Although forklift accidents are common, many of them can be easily avoided with the right training and maintenance. The Health and Safety at Work Act 1974 requires the employer to take steps that will protect the health and safety of their employees in the workplace. If you run a lift truck business, this article will lay out exactly how you should go about doing so.
Since there is no formal licensing authority for forklift drivers, there is no such thing as a “forklift driver’s license”. However, forklift operators do need formal training and certification, and it is the employer’s legal responsibility to provide this. Depending on the training centre, training typically lasts 3-5 days. The time it takes will vary according to your previous experience e.g.:
- 5-day training: this would be required for new operators with no prior experience.

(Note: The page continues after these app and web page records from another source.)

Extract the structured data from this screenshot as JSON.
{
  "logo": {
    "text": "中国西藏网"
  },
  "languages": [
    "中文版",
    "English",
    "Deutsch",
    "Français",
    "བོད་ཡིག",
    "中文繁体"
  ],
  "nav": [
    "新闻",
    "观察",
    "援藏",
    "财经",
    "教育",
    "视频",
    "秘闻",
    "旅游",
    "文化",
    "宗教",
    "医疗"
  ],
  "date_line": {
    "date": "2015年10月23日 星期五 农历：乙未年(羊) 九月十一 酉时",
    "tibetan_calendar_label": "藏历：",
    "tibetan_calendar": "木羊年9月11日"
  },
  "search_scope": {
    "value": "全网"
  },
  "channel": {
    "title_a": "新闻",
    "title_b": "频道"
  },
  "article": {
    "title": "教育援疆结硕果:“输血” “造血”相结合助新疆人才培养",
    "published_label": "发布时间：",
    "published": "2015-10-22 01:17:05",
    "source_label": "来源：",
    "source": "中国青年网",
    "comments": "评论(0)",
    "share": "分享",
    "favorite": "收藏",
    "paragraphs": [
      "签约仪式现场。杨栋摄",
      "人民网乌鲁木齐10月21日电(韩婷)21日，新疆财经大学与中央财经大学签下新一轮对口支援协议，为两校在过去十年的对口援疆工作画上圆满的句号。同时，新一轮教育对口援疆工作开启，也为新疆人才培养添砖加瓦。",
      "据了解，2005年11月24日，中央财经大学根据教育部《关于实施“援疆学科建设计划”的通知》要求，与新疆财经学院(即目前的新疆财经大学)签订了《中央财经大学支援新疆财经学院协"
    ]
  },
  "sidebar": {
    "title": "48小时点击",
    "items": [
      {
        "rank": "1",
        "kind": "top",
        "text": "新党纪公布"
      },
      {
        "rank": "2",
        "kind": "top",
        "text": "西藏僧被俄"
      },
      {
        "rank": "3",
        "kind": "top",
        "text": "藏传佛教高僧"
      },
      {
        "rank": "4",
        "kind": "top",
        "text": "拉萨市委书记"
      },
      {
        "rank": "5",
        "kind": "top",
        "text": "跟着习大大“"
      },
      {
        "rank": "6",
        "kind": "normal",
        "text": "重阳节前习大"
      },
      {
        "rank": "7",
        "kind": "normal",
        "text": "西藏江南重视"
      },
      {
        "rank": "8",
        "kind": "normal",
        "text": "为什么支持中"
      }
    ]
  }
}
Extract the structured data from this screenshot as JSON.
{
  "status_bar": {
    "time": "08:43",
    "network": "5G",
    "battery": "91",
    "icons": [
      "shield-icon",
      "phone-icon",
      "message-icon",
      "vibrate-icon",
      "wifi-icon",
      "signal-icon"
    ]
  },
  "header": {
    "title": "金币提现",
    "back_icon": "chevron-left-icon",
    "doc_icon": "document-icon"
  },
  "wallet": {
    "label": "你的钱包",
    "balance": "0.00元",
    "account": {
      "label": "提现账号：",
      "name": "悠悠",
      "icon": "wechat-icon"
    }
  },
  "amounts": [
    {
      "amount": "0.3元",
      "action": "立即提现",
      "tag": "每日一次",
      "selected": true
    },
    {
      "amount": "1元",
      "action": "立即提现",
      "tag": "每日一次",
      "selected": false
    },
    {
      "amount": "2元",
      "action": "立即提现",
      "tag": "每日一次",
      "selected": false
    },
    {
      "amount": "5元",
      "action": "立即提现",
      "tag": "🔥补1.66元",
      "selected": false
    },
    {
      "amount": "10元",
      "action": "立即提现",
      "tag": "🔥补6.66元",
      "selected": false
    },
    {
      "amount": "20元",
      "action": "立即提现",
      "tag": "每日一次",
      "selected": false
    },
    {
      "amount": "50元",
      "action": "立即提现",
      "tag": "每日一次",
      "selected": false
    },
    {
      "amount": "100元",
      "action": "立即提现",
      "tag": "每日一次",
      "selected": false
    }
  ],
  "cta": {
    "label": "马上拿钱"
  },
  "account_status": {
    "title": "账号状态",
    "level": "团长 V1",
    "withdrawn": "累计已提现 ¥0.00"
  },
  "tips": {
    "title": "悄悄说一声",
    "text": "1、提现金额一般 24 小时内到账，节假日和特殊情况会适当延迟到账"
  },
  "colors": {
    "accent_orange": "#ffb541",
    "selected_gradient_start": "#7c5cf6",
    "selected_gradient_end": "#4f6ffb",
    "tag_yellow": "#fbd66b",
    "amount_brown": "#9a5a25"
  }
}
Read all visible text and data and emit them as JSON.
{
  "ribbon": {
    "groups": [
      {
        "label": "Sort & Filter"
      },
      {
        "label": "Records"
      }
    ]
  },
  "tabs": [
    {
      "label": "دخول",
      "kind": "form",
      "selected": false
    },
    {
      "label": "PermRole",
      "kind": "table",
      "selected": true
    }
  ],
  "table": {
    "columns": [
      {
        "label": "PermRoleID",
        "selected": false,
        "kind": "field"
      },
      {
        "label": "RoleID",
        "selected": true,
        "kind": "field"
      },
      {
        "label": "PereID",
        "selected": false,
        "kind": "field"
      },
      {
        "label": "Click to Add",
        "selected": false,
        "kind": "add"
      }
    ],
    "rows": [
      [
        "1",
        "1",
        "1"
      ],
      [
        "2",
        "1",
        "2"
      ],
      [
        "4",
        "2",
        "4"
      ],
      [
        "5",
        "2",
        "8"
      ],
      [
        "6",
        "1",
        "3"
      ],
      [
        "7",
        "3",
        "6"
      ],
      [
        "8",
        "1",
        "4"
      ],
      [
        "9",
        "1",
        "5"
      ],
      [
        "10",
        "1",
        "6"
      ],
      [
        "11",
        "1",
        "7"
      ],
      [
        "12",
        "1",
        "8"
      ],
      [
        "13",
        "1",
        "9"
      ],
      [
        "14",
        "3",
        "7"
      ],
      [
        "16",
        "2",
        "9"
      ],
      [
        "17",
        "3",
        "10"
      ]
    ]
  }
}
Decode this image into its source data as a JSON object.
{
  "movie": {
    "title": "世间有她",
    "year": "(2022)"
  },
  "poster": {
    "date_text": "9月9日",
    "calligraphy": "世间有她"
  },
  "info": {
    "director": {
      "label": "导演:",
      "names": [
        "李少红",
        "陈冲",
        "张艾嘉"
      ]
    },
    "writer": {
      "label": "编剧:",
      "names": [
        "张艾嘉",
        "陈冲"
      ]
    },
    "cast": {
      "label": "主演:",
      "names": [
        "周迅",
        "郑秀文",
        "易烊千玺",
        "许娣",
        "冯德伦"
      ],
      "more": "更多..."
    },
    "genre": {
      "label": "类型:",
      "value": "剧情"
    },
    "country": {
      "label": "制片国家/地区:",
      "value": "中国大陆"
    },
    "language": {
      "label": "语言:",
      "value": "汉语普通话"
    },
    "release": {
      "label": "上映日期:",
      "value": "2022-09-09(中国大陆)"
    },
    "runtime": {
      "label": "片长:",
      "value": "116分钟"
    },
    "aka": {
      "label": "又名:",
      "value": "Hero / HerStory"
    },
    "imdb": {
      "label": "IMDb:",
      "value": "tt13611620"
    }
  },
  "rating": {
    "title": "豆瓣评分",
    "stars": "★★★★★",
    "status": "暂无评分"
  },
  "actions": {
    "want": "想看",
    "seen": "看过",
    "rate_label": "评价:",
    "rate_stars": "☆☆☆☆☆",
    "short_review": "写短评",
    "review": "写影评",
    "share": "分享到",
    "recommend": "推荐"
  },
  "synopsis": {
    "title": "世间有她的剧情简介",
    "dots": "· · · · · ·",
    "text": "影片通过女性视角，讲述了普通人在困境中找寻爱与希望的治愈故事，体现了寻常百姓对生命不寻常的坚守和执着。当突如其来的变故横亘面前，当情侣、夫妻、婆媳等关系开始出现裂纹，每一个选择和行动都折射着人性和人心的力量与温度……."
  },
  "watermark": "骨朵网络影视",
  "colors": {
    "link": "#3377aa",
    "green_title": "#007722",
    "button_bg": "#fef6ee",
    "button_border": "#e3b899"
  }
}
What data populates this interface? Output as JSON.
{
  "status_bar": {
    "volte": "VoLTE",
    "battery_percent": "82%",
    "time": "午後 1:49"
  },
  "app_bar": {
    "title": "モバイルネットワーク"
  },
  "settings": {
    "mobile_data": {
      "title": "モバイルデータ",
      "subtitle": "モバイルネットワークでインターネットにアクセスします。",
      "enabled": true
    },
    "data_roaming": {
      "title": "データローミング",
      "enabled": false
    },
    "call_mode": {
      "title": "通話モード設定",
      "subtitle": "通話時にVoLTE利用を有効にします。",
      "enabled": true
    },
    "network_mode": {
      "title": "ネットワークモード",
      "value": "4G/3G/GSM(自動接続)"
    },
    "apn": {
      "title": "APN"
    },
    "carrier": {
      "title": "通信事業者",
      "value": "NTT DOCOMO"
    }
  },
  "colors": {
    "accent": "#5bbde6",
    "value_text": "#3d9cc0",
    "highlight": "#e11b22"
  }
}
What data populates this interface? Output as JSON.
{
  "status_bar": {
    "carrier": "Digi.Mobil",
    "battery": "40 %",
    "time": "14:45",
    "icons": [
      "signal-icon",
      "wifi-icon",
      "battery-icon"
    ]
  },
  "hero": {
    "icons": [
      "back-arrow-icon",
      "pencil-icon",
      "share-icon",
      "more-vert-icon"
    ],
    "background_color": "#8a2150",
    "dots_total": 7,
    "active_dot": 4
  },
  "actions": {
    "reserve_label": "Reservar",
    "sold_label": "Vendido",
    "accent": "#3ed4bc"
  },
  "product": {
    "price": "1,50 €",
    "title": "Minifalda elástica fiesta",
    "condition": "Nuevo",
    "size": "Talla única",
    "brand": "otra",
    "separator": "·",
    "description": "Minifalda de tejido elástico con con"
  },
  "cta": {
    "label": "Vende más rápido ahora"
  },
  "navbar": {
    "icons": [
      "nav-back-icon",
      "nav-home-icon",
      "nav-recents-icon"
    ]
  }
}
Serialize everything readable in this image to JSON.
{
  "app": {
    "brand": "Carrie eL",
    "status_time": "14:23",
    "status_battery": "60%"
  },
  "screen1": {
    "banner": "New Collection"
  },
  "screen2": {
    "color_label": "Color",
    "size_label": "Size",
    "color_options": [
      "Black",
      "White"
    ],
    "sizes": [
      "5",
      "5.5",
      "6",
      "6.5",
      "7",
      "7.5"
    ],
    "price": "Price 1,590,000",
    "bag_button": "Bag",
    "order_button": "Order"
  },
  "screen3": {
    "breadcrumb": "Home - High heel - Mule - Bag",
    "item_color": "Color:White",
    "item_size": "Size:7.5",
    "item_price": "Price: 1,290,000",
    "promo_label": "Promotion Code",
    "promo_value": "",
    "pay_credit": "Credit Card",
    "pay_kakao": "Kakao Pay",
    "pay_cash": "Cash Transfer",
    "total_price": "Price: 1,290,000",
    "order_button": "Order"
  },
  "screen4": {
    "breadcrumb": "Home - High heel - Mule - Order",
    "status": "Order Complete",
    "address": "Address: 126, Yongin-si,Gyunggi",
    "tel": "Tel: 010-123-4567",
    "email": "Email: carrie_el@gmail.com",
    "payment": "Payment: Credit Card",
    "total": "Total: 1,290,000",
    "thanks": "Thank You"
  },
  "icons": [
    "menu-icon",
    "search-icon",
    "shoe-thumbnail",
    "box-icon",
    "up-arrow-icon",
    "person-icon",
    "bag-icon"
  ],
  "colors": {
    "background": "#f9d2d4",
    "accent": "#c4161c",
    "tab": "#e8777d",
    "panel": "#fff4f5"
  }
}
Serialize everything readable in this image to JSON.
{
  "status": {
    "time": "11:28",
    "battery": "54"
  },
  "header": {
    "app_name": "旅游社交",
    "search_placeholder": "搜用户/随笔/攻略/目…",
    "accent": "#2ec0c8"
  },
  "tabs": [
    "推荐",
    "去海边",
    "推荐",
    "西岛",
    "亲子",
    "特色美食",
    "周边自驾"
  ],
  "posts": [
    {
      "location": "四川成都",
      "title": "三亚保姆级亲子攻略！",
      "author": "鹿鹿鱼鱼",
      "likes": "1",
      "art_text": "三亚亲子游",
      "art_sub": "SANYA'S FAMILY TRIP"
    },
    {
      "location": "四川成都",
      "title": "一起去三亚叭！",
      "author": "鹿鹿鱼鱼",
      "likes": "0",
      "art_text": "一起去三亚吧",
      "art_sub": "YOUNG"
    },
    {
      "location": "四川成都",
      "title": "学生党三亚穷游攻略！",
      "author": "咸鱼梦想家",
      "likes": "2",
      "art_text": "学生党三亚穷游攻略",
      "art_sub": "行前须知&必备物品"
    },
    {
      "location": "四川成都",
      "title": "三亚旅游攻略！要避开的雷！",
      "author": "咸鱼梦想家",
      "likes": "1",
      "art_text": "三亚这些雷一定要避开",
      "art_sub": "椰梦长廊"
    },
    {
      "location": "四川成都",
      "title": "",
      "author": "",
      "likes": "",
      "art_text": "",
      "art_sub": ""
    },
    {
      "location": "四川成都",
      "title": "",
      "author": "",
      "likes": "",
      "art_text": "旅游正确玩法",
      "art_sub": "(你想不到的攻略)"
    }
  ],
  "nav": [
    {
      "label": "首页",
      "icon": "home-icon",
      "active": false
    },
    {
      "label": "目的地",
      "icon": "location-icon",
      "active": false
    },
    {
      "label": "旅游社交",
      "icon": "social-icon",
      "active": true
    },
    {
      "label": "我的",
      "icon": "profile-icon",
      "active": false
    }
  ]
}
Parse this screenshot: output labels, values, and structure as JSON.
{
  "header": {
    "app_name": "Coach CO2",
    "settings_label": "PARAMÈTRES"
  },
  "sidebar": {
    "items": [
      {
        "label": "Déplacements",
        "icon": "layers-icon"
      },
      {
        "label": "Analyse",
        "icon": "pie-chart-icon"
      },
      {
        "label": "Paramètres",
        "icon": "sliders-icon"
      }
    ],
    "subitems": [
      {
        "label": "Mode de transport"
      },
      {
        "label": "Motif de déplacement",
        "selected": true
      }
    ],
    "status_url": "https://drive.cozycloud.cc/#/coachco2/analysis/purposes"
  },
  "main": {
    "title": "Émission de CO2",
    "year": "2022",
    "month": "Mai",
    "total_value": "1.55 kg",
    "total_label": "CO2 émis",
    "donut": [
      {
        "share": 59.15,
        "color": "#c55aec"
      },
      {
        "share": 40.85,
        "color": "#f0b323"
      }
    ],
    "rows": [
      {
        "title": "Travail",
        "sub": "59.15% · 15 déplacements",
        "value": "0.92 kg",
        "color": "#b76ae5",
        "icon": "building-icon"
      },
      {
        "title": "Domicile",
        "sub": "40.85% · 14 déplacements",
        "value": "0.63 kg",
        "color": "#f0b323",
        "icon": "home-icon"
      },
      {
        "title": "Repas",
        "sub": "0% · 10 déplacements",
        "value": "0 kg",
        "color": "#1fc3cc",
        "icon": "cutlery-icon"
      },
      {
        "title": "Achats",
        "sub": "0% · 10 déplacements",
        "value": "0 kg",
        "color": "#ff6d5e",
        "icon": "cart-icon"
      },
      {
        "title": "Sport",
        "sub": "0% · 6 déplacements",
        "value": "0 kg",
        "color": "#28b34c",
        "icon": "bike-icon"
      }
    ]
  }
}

- 3-day training: if you have had prior experience operating a forklift in some way but have no formal training, 3-day training will likely be suggested.
- 1-day training: if you are an experienced operator who has already been certified, you would be given a one-day refresher course to keep your certification current.
Every forklift operator must be fully licensed and trained in order to carry out their job safely. It is also the employer’s responsibility to provide refresher training courses, whereby your employees are re-tested every two to three years.
Daily Pre-use Checks
Every training course will emphasise the importance of forklift inspections before they are used each day. These vehicles should be methodically inspected for any signs of damage or faults that could cause a potential accident. Pre-use checks should cover:
- Tyre pressure
- Parking and service brakes
- Lifting and tilting systems
- Fuel, oil and water systems
Any defects must be immediately reported to the supervisor on duty. Many businesses have a registration system that will record the results of every inspection, as keeping proper documentation will demonstrate that you are being proactive in ensuring the safety of your employees.
Just like an MOT, it is a legal requirement for your forklift to undergo a thorough check at least once a year. In terms of what you can do yourself to avoid this check revealing any serious faults, making sure all moving parts in your forklift are well lubricated is a good start. This will ensure that these fittings avoid the harmful effects of friction.
Many accidents are the result of poor maintenance, and so the importance of these checks cannot be understated. As an added bonus, when you catch problems early or prevent them altogether, you will forego more expensive and extensive repairs.